Janice N Harrington

Years: 2010, 2008, 2007


Janice N. Harrington's Even the Hollow My Body Made Is Gone (2007) won the A. Poulin, Jr. Poetry Prize from BOA Editions and the Kate Tufts Discovery Award.  Formerly a librarian, she now teaches creative writing at the University of Illinois.




Pine, catalpa, pin oak, persimmon,

but not tree.


Hummingbird, hoot owl, martin, crow,

but not bird.


Cannas, honeysuckle, cockscomb, rose,

but not flower.


Wood smoke, corn, dust, outhouse,

but not stench.


A spider spinning in a rain barrel,

the silver dipper by the back porch,

tadpoles shimmying against a concrete bank,

but not silence.


A cotton row, a bucket lowered into a well,

a red dirt road, a winging crow,

but not distance.


A rooster crowing, cows lowing in the evening,

wasps humming beneath the eaves, hounds

baying, hot grease, but not music.


My mother running away at fifteen,

my grandmother lifting a truck to save a life,

an uncle at Pearl Harbor, Webster sitting

at the back of the bus when he looked as white

as they did, but not stories.


The entrails of a slaughtered sow, the child born

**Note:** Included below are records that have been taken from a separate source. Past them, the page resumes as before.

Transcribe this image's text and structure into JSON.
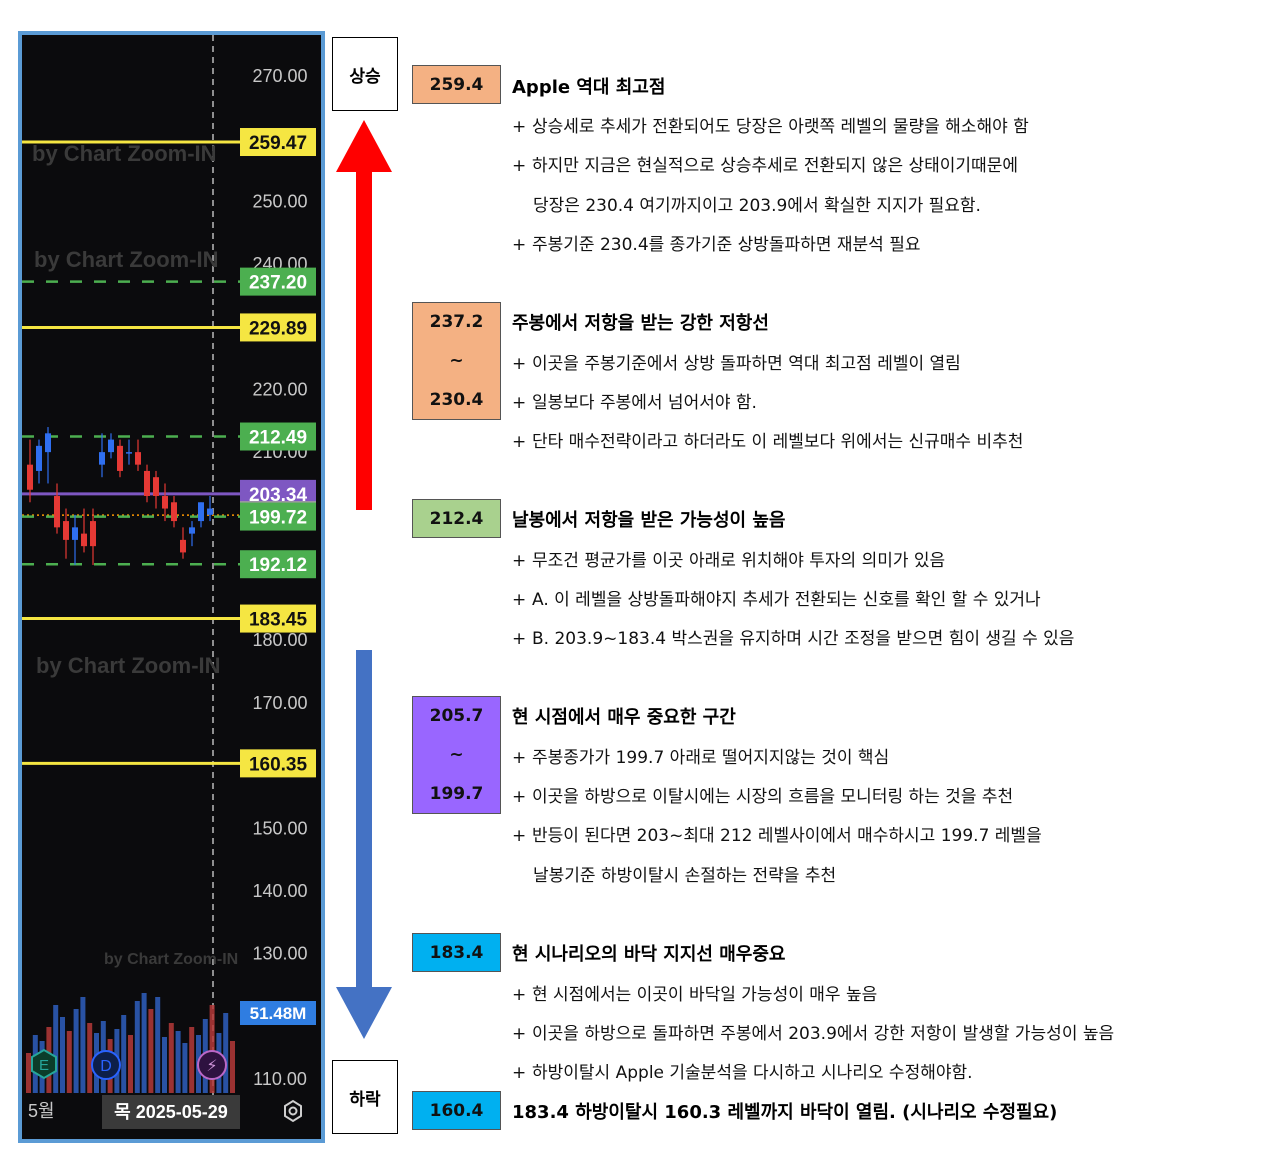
{
  "chart_data": {
    "type": "candlestick",
    "yaxis_ticks": [
      "270.00",
      "250.00",
      "240.00",
      "220.00",
      "210.00",
      "180.00",
      "170.00",
      "150.00",
      "140.00",
      "130.00",
      "110.00"
    ],
    "watermarks": [
      "by Chart Zoom-IN",
      "by Chart Zoom-IN",
      "by Chart Zoom-IN",
      "by Chart Zoom-IN"
    ],
    "horizontal_levels": [
      {
        "value": 259.47,
        "label": "259.47",
        "style": "solid",
        "color": "#f5e642"
      },
      {
        "value": 237.2,
        "label": "237.20",
        "style": "dashed",
        "color": "#4caf50"
      },
      {
        "value": 229.89,
        "label": "229.89",
        "style": "solid",
        "color": "#f5e642"
      },
      {
        "value": 212.49,
        "label": "212.49",
        "style": "dashed",
        "color": "#4caf50"
      },
      {
        "value": 203.34,
        "label": "203.34",
        "style": "solid",
        "color": "#7e57c2"
      },
      {
        "value": 199.95,
        "label": "199.95",
        "style": "dotted",
        "color": "#ff9800"
      },
      {
        "value": 199.72,
        "label": "199.72",
        "style": "dashed",
        "color": "#4caf50"
      },
      {
        "value": 192.12,
        "label": "192.12",
        "style": "dashed",
        "color": "#4caf50"
      },
      {
        "value": 183.45,
        "label": "183.45",
        "style": "solid",
        "color": "#f5e642"
      },
      {
        "value": 160.35,
        "label": "160.35",
        "style": "solid",
        "color": "#f5e642"
      }
    ],
    "candles": [
      {
        "o": 208,
        "h": 212,
        "c": 204,
        "l": 202
      },
      {
        "o": 207,
        "h": 212,
        "c": 211,
        "l": 205
      },
      {
        "o": 210,
        "h": 214,
        "c": 213,
        "l": 205
      },
      {
        "o": 203,
        "h": 205,
        "c": 198,
        "l": 197
      },
      {
        "o": 199,
        "h": 201,
        "c": 196,
        "l": 193
      },
      {
        "o": 196,
        "h": 200,
        "c": 198,
        "l": 192
      },
      {
        "o": 197,
        "h": 201,
        "c": 195,
        "l": 194
      },
      {
        "o": 199,
        "h": 201,
        "c": 195,
        "l": 192
      },
      {
        "o": 208,
        "h": 213,
        "c": 210,
        "l": 206
      },
      {
        "o": 210,
        "h": 213,
        "c": 212,
        "l": 209
      },
      {
        "o": 211,
        "h": 212,
        "c": 207,
        "l": 206
      },
      {
        "o": 210,
        "h": 212,
        "c": 210,
        "l": 208
      },
      {
        "o": 210,
        "h": 212,
        "c": 208,
        "l": 207
      },
      {
        "o": 207,
        "h": 208,
        "c": 203,
        "l": 202
      },
      {
        "o": 206,
        "h": 207,
        "c": 203,
        "l": 201
      },
      {
        "o": 203,
        "h": 205,
        "c": 201,
        "l": 199
      },
      {
        "o": 202,
        "h": 203,
        "c": 199,
        "l": 198
      },
      {
        "o": 196,
        "h": 198,
        "c": 194,
        "l": 193
      },
      {
        "o": 197,
        "h": 199,
        "c": 198,
        "l": 195
      },
      {
        "o": 199,
        "h": 202,
        "c": 202,
        "l": 198
      },
      {
        "o": 200,
        "h": 203,
        "c": 201,
        "l": 199
      }
    ],
    "volume_label": "51.48M",
    "x_label": "5월",
    "date_label": "목 2025-05-29",
    "event_markers": [
      "E",
      "D",
      "⚡"
    ]
  },
  "scenario": {
    "up_label": "상승",
    "down_label": "하락",
    "colors": {
      "up_arrow": "#ff0000",
      "down_arrow": "#4472c4"
    }
  },
  "sections": [
    {
      "level_lines": [
        "259.4"
      ],
      "color": "#f4b183",
      "heading": "Apple 역대 최고점",
      "bullets": [
        {
          "plus": "+",
          "text": "상승세로 추세가 전환되어도 당장은 아랫쪽 레벨의 물량을 해소해야 함"
        },
        {
          "plus": "+",
          "text": "하지만 지금은 현실적으로 상승추세로 전환되지 않은 상태이기때문에"
        },
        {
          "plus": "",
          "text": "당장은 230.4 여기까지이고 203.9에서 확실한 지지가 필요함."
        },
        {
          "plus": "+",
          "text": "주봉기준 230.4를 종가기준 상방돌파하면 재분석 필요"
        }
      ]
    },
    {
      "level_lines": [
        "237.2",
        "~",
        "230.4"
      ],
      "color": "#f4b183",
      "heading": "주봉에서 저항을 받는 강한 저항선",
      "bullets": [
        {
          "plus": "+",
          "text": "이곳을 주봉기준에서 상방 돌파하면 역대 최고점 레벨이 열림"
        },
        {
          "plus": "+",
          "text": "일봉보다 주봉에서 넘어서야 함."
        },
        {
          "plus": "+",
          "text": "단타 매수전략이라고 하더라도 이 레벨보다 위에서는 신규매수 비추천"
        }
      ]
    },
    {
      "level_lines": [
        "212.4"
      ],
      "color": "#a9d18e",
      "heading": "날봉에서 저항을 받은 가능성이 높음",
      "bullets": [
        {
          "plus": "+",
          "text": "무조건 평균가를 이곳 아래로 위치해야 투자의 의미가 있음"
        },
        {
          "plus": "+",
          "text": "A. 이 레벨을 상방돌파해야지 추세가 전환되는 신호를 확인 할 수 있거나"
        },
        {
          "plus": "+",
          "text": "B. 203.9~183.4 박스권을 유지하며 시간 조정을 받으면 힘이 생길 수 있음"
        }
      ]
    },
    {
      "level_lines": [
        "205.7",
        "~",
        "199.7"
      ],
      "color": "#9966ff",
      "heading": "현 시점에서 매우 중요한 구간",
      "bullets": [
        {
          "plus": "+",
          "text": "주봉종가가 199.7 아래로 떨어지지않는 것이 핵심"
        },
        {
          "plus": "+",
          "text": "이곳을 하방으로 이탈시에는 시장의 흐름을 모니터링 하는 것을 추천"
        },
        {
          "plus": "+",
          "text": "반등이 된다면 203~최대 212 레벨사이에서 매수하시고 199.7 레벨을"
        },
        {
          "plus": "",
          "text": "날봉기준 하방이탈시 손절하는 전략을 추천"
        }
      ]
    },
    {
      "level_lines": [
        "183.4"
      ],
      "color": "#00b0f0",
      "heading": "현 시나리오의 바닥 지지선 매우중요",
      "bullets": [
        {
          "plus": "+",
          "text": "현 시점에서는 이곳이 바닥일 가능성이 매우 높음"
        },
        {
          "plus": "+",
          "text": "이곳을 하방으로 돌파하면 주봉에서 203.9에서 강한 저항이 발생할 가능성이 높음"
        },
        {
          "plus": "+",
          "text": "하방이탈시 Apple 기술분석을 다시하고 시나리오 수정해야함."
        }
      ]
    },
    {
      "level_lines": [
        "160.4"
      ],
      "color": "#00b0f0",
      "heading": "183.4 하방이탈시 160.3 레벨까지 바닥이 열림. (시나리오 수정필요)",
      "bullets": []
    }
  ]
}
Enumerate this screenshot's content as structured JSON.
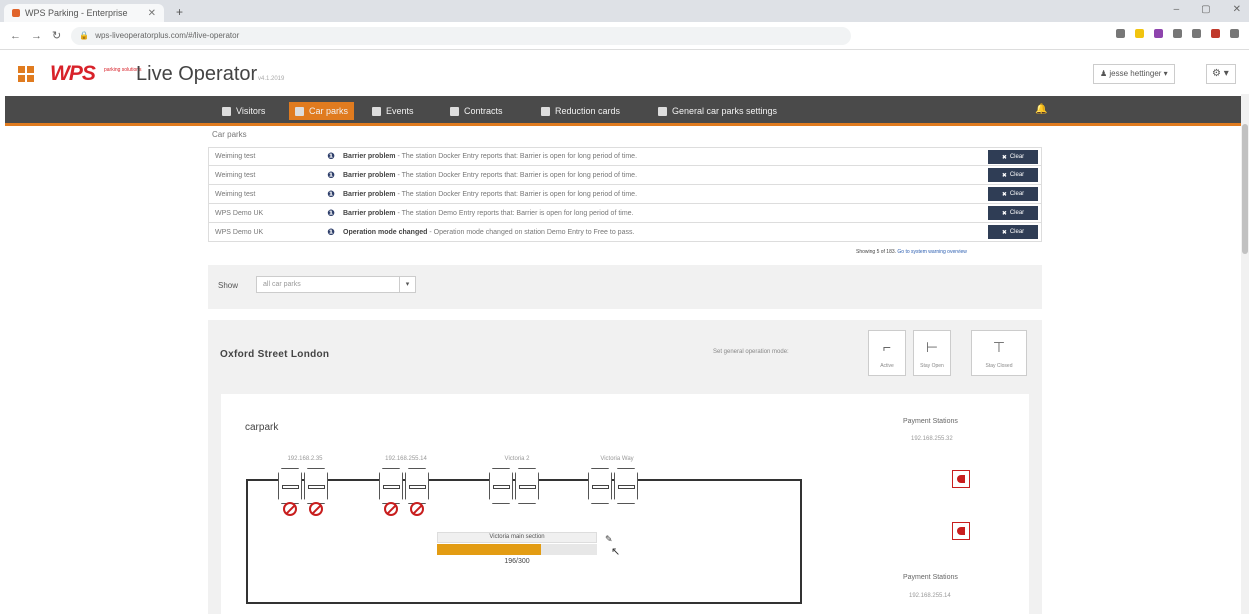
{
  "browser": {
    "tab_title": "WPS Parking - Enterprise",
    "new_tab": "+",
    "url": "wps-liveoperatorplus.com/#/live-operator",
    "window_controls": [
      "–",
      "▢",
      "✕"
    ],
    "ext_colors": [
      "#777777",
      "#f1c40f",
      "#8e44ad",
      "#777777",
      "#777777",
      "#c0392b",
      "#777777"
    ]
  },
  "header": {
    "brand": "WPS",
    "brand_sub": "parking solutions",
    "title": "Live Operator",
    "version": "v4.1.2019",
    "user": "jesse hettinger ▾",
    "gear": "⚙ ▾"
  },
  "nav": {
    "items": [
      {
        "label": "Visitors",
        "active": false
      },
      {
        "label": "Car parks",
        "active": true
      },
      {
        "label": "Events",
        "active": false
      },
      {
        "label": "Contracts",
        "active": false
      },
      {
        "label": "Reduction cards",
        "active": false
      },
      {
        "label": "General car parks settings",
        "active": false
      }
    ]
  },
  "alerts": {
    "section_label": "Car parks",
    "clear_label": "Clear",
    "rows": [
      {
        "park": "Weiming test",
        "title": "Barrier problem",
        "text": " - The station Docker Entry reports that: Barrier is open for long period of time."
      },
      {
        "park": "Weiming test",
        "title": "Barrier problem",
        "text": " - The station Docker Entry reports that: Barrier is open for long period of time."
      },
      {
        "park": "Weiming test",
        "title": "Barrier problem",
        "text": " - The station Docker Entry reports that: Barrier is open for long period of time."
      },
      {
        "park": "WPS Demo UK",
        "title": "Barrier problem",
        "text": " - The station Demo Entry reports that: Barrier is open for long period of time."
      },
      {
        "park": "WPS Demo UK",
        "title": "Operation mode changed",
        "text": " - Operation mode changed on station Demo Entry to Free to pass."
      }
    ],
    "showing": "Showing 5 of 183.",
    "showing_link": "Go to system warning overview"
  },
  "filter": {
    "show_label": "Show",
    "select_value": "all car parks"
  },
  "carpark": {
    "name": "Oxford Street London",
    "op_mode_label": "Set general operation mode:",
    "op_buttons": [
      "Active",
      "Stay Open",
      "Stay Closed"
    ],
    "title": "carpark",
    "lanes": [
      "192.168.2.35",
      "192.168.255.14",
      "Victoria 2",
      "Victoria Way"
    ],
    "section": {
      "name": "Victoria main section",
      "count": "196/300",
      "fill": 0.65
    },
    "payment_title": "Payment Stations",
    "payment_ip": "192.168.255.32",
    "payment_title2": "Payment Stations",
    "payment_ip2": "192.168.255.14"
  }
}
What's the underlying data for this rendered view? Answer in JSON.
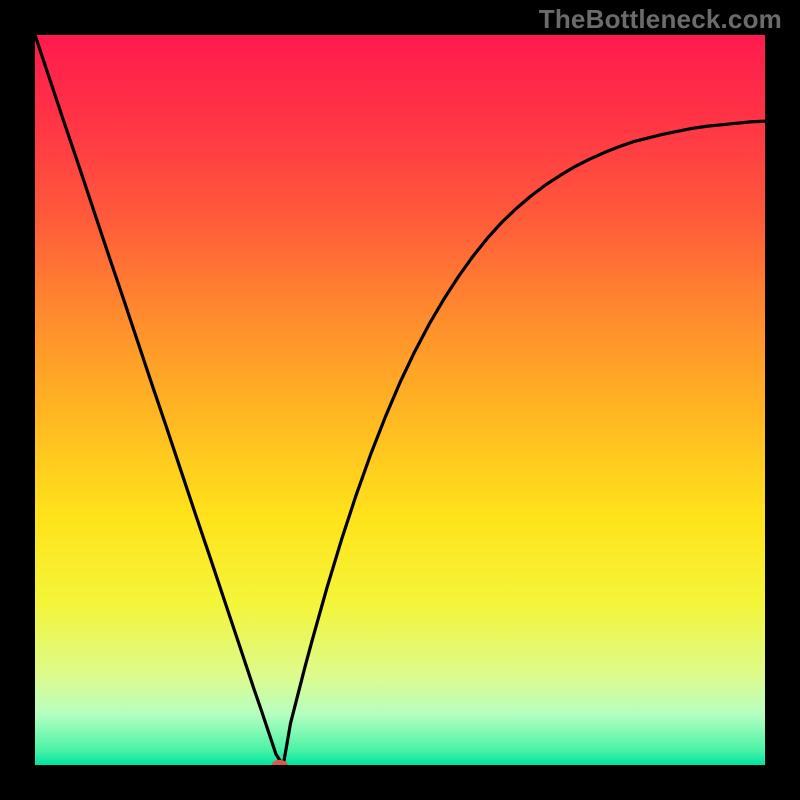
{
  "watermark": "TheBottleneck.com",
  "chart_data": {
    "type": "line",
    "title": "",
    "xlabel": "",
    "ylabel": "",
    "xlim": [
      0,
      1
    ],
    "ylim": [
      0,
      1
    ],
    "background_gradient": {
      "stops": [
        {
          "offset": 0.0,
          "color": "#ff1a4d"
        },
        {
          "offset": 0.12,
          "color": "#ff3545"
        },
        {
          "offset": 0.25,
          "color": "#ff5a3a"
        },
        {
          "offset": 0.38,
          "color": "#ff8a2e"
        },
        {
          "offset": 0.52,
          "color": "#ffb722"
        },
        {
          "offset": 0.66,
          "color": "#ffe31a"
        },
        {
          "offset": 0.78,
          "color": "#f4f53a"
        },
        {
          "offset": 0.88,
          "color": "#dcfb8f"
        },
        {
          "offset": 0.93,
          "color": "#b6ffc0"
        },
        {
          "offset": 0.98,
          "color": "#49f3a6"
        },
        {
          "offset": 1.0,
          "color": "#00e3a3"
        }
      ]
    },
    "curve_samples": {
      "x": [
        0.0,
        0.02,
        0.04,
        0.06,
        0.08,
        0.1,
        0.12,
        0.14,
        0.16,
        0.18,
        0.2,
        0.22,
        0.24,
        0.26,
        0.28,
        0.3,
        0.31,
        0.32,
        0.33,
        0.335,
        0.34,
        0.345,
        0.35,
        0.36,
        0.37,
        0.38,
        0.4,
        0.42,
        0.44,
        0.46,
        0.48,
        0.5,
        0.52,
        0.54,
        0.56,
        0.58,
        0.6,
        0.62,
        0.64,
        0.66,
        0.68,
        0.7,
        0.72,
        0.74,
        0.76,
        0.78,
        0.8,
        0.82,
        0.84,
        0.86,
        0.88,
        0.9,
        0.92,
        0.94,
        0.96,
        0.98,
        1.0
      ],
      "y": [
        1.0,
        0.94,
        0.88,
        0.821,
        0.761,
        0.701,
        0.642,
        0.582,
        0.522,
        0.463,
        0.403,
        0.343,
        0.284,
        0.224,
        0.164,
        0.104,
        0.075,
        0.045,
        0.015,
        0.007,
        0.0,
        0.028,
        0.057,
        0.096,
        0.135,
        0.172,
        0.243,
        0.309,
        0.37,
        0.426,
        0.477,
        0.524,
        0.566,
        0.604,
        0.638,
        0.669,
        0.697,
        0.722,
        0.744,
        0.763,
        0.78,
        0.795,
        0.808,
        0.82,
        0.83,
        0.839,
        0.847,
        0.854,
        0.859,
        0.864,
        0.868,
        0.872,
        0.875,
        0.877,
        0.879,
        0.881,
        0.882
      ]
    },
    "marker": {
      "x": 0.335,
      "y": 0.0,
      "rx": 0.011,
      "ry": 0.007,
      "color": "#d85a4a"
    }
  }
}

with a goat's face, the cousin laid on a railroad

track, the fire that burned it all, but not death.


This poem, a snuff tin sated with the hair

of all our dead, my mother's long talks

with her dead father, my great-grandmother's

clothes passed down, passed down, but not memory.